→ TASK BRIEF:
Retrieve each line that contains the word "progress" from the entries below.

→ EXERCISE DATA:
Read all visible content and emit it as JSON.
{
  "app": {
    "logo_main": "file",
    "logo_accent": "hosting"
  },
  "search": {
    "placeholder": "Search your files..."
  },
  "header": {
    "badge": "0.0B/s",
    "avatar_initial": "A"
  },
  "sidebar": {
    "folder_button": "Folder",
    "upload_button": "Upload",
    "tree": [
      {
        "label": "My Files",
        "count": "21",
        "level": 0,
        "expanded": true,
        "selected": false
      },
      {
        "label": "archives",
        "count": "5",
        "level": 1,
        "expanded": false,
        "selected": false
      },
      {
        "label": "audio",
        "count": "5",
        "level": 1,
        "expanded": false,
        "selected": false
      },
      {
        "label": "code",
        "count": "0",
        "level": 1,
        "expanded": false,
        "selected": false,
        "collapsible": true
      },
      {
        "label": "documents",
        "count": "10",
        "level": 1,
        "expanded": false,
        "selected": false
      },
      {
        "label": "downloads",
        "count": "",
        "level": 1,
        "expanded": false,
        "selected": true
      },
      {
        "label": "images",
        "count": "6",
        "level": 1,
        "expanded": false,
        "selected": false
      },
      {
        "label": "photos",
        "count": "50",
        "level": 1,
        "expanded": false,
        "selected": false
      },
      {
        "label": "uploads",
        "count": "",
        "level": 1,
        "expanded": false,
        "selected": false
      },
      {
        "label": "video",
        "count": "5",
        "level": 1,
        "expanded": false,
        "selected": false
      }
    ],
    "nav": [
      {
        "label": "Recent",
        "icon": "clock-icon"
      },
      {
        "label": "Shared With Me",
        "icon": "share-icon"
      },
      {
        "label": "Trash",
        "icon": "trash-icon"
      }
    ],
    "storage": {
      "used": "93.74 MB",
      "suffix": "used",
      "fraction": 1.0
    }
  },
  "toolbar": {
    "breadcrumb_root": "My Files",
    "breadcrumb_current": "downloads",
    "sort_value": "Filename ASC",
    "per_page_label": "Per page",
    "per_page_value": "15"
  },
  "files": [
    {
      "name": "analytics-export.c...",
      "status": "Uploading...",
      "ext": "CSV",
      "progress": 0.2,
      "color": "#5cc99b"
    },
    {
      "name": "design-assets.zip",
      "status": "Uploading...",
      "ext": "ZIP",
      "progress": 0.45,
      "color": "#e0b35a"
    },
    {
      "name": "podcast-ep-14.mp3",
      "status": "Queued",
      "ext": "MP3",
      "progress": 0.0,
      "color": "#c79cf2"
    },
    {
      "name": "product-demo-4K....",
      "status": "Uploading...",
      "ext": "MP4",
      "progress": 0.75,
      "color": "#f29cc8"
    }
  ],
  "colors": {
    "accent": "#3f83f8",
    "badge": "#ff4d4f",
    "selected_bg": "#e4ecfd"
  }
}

→ COMPLETED TASK:
      "progress": 0.2,
      "progress": 0.45,
      "progress": 0.0,
      "progress": 0.75,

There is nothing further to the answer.